This is the version of Halloween II that should’ve been released in theaters. Rob Zombie’s director’s cut of Halloween II is out now with fleshed out story lines, more face time for Michael Myers, and a nihilistic ending much better than the pitiful one haunting the theatrical version. Two years after her last encounter with Michael Myers (Tyler Mane), Laurie Strode (Scout Taylor-Compton) is an emotionally crippled pill head quickly sliding into madness. Her relationship with Annie (Danielle Harris) is more explosive than nitro and the two former friends frequently engage in bitter arguments. Michael Myers, believed dead even though his body is missing, roams the countryside living off garbage and dog meat until the voices in his head tell him it’s time to go back home to reunited his family with a glorious bloodbath.
Rob Zombie’s commentary reveals the production/filming of Halloween II was one giant cluster fuck of mistakes, studio tampering, sudden cuts in budget and shooting days, bad weather, and an insane race to finish the film before the August theatrical release. Zombie also explains plot points that confused fans, making clear Debra Myers (Sheri Moon Zombie) is just a hallucination produced by Michael’s diseased mind, not a real ghost. Some of the anecdotes about the actors and locations are pretty humorous, especially the one about residents in Georgia calling 911 when they saw the fake signs for Haddonfield’s most famous strip club. Considering all of the behind-the-scenes drama involved it’s amazing Zombie managed to finish and release the film on time.
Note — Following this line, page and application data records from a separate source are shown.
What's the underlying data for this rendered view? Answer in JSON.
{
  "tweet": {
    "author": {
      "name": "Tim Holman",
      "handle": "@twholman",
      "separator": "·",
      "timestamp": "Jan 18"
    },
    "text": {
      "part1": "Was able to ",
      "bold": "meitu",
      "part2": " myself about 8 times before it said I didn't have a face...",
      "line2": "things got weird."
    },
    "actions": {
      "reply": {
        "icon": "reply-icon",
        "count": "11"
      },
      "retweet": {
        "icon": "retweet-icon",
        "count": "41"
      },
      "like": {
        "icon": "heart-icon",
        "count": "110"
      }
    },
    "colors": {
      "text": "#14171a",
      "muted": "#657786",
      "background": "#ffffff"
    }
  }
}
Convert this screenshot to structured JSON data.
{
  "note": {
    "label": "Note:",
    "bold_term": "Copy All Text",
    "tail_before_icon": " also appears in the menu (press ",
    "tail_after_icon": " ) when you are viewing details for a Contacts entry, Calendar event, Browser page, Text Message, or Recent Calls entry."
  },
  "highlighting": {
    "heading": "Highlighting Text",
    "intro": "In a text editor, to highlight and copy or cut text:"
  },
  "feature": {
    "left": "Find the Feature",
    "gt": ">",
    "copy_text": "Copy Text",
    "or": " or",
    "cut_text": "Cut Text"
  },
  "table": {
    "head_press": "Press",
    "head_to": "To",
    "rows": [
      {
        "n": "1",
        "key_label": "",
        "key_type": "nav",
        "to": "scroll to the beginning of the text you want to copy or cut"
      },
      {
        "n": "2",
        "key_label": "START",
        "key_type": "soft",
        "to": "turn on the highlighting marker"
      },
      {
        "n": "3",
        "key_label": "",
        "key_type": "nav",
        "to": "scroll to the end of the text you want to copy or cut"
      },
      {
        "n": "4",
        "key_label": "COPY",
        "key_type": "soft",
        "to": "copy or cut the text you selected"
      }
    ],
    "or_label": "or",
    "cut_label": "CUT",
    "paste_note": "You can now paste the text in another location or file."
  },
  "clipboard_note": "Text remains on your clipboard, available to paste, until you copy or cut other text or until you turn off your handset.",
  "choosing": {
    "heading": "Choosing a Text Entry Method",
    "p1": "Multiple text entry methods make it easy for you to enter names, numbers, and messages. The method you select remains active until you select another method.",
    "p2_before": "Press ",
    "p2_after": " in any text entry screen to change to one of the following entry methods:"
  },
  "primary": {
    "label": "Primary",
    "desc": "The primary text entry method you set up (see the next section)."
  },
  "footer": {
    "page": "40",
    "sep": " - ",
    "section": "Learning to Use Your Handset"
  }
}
The deleted/alternate scenes special feature shows a mask-less Michael killing the stripper, Big Lou, and a delivery driver. A deleted scene involving one of Laurie’s hallucinations shows Michael hanging a girl from a tree in front of a playground full of children. It’s a disturbing scene that should’ve been left in the final version. Danielle Harris fans will enjoy her additional scenes including an encounter with a comic book geek trying to seduce her with promises of tickets to a comic con.
Other special features include audition footage, make-up test footage, blooper reel, a music video of Captain Clegg and the Night Creatures, and all of Uncle Seymour Coffins’ stand up routine at the Halloween party. There are plenty of previews for other Sony releases but none for Halloween II. The blooper reel footage is entertaining but short. Uncle Seymour’s bit is really just the ramblings of a sad drunk too wasted to know it’s time to get off the stage. At least there are plenty of strippers on stage to distract the viewer from the bad jokes.
If you hated the theatrical version I doubt there is much here to change your mind about Zombie’s handling of the franchise. I know all of those fans angry over Laurie’s sudden evil turn in the theatrical version will hate to learn she is pretty much bat shit crazy at the beginning of this version. Both versions of the film suffer some of the same weaknesses. Malcolm McDowell’s Loomis is still an unlikable prick and that damn white horse is still a stupid plot point that should’ve been deleted. Overall, though, the director’s cut of Halloween II is a much better film than the theatrical version. If you loved, liked, or thought the theatrical version had some promise, then you should really enjoy the director’s cut.